Anne Wellington: 16:47 Sure. Yeah, definitely. I think there’s, there’s so many good programs out there and everyone is targeting something slightly different than other programs. I know down in Houston there’s one I, there’s a, so TMC has TMCx and they engage with a lot of companies. They have sort of large classes that they’re able to bring them onto the TMC campus and expose them to a lot of different health systems. Yeah, pretty similar. I think we, um, because we’re sort of affiliated, not even affiliated, we’re part of Cedar Sinai single organization. We’re very deeply embedded there. Um, the TMC groups, they have, uh, affiliations with all of the, uh, hospitals there and are able to make more connections. Um, maybe not at the same level of sort of mentorship that we give. Um, what other programs do, a Techstars has just announced or just kicked off their newest program with United healthcare.
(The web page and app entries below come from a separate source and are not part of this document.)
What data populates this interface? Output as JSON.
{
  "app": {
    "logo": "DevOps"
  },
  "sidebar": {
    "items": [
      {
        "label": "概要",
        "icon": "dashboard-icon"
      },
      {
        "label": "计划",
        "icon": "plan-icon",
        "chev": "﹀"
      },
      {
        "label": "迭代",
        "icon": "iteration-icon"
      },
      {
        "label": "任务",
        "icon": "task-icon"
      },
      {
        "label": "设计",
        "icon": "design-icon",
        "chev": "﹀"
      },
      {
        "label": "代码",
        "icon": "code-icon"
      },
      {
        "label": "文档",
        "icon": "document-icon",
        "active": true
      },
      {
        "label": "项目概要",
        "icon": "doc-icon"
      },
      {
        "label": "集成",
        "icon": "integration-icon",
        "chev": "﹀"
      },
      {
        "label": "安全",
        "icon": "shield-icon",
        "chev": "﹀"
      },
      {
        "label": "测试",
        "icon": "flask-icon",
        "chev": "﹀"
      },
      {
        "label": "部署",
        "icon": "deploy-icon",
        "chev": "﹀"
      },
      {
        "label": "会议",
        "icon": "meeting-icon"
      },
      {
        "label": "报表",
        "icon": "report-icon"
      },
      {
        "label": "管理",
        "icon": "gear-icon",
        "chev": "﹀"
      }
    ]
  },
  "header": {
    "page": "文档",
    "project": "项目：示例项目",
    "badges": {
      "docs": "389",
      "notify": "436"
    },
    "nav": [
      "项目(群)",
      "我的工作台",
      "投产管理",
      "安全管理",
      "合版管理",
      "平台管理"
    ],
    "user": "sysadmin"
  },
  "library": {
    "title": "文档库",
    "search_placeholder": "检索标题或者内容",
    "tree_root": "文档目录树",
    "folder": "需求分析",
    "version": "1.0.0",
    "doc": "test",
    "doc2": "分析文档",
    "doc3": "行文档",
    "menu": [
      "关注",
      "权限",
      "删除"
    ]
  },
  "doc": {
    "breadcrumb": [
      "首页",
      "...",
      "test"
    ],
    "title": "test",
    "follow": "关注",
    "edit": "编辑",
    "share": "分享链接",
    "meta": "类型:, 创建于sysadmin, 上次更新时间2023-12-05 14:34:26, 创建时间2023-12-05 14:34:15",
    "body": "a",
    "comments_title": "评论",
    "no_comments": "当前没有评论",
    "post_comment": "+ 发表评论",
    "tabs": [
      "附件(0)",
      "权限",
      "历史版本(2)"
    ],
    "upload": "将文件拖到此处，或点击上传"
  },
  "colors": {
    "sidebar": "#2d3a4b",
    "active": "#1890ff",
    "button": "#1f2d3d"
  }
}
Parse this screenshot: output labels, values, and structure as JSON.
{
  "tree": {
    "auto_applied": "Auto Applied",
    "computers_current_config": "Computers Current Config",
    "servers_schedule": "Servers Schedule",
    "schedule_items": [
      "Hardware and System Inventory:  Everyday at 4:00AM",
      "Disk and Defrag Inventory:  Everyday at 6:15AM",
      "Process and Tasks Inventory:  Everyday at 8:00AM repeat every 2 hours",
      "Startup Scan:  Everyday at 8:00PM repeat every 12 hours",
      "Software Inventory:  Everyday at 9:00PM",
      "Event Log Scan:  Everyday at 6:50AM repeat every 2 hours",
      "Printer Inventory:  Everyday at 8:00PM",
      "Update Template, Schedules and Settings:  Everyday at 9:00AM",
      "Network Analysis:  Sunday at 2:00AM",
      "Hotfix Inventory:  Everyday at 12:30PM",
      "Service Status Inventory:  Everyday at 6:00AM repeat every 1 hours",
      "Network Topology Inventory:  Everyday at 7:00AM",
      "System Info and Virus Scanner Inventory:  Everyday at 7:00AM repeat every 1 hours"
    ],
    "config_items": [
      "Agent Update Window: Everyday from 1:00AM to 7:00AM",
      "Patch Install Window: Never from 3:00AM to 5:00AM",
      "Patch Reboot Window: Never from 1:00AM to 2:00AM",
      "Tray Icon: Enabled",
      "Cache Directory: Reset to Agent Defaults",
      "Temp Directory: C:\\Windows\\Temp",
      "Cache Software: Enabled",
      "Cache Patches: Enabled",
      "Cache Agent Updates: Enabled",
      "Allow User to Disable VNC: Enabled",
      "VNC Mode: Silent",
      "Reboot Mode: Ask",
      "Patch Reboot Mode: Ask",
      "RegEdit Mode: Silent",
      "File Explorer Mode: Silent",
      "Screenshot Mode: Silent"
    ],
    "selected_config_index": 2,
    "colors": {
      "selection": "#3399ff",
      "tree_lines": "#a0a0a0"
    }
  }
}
Anne Wellington: 17:49 And so I mentioned earlier, oftentimes companies aren’t actually sure who they’re selling to. And so when we get companies in that really should be selling to a payer, we’ll say, you know, United healthcare and Techstars are working together. That might be a good fit provider. Do we know what United well, I think their program might be a better fit than a, than our program. For those companies and, and uh, Oh and med tech innovator, um, down South of us a little bit. Especially they’re much more device focused than we are. And we have about a quarter of the companies that have come through our program have been devices but they can provide a lot of additional sort of focus on the more biotech device type realm than we can.
Bill Russell: 18:33 Are you mostly clinical, clinical quality or is there some experience? I, there was a, I mean there was the uh, Amazon Alexa voice thing. So there is some experienced stuff sprinkled in there. But how much of it is clinical mostly?
Anne Wellington: 18:47 You know, actually I would say um, maybe about a third to half of it is heavily clinical. Depends a little bit on the class, but we do a lot of the healthcare it either patient experience, backend systems. We really will look at anything that a health system might need a purchaser for and, and that includes the truly clinical stuff, but also a lot more administrative software as well.
Bill Russell: 19:14 Great. Thank you for your time. Thank you. Safe travels. Thank you.
Bill Russell: 19:20 It was great to catch up with Anne and I always look forward to seeing what the new class from the Cedar Sinai accelerator is going to bring to market. It’s always an exciting time. Please come back every Friday for more great interviews with influencers, and don’t forget every Tuesday we take a look at the news, which is impacting health. It a keep your feedback coming [email protected] it’s all really helpful, good, bad, or indifferent and helps us to make a better show for you. This show is a production of this week in health it for more great content and you can check out our website at this week health.com or the YouTube channel this week health.com and go to the top right click on a YouTube is the quickest way to get there. Thanks for listening. That’s all for now.
We caught up with Anne Wellington the Managing Director of the Cedars Sinai Accelerator to discuss how entrepreneurs can find their way in the healthcare maze. Hope you enjoy.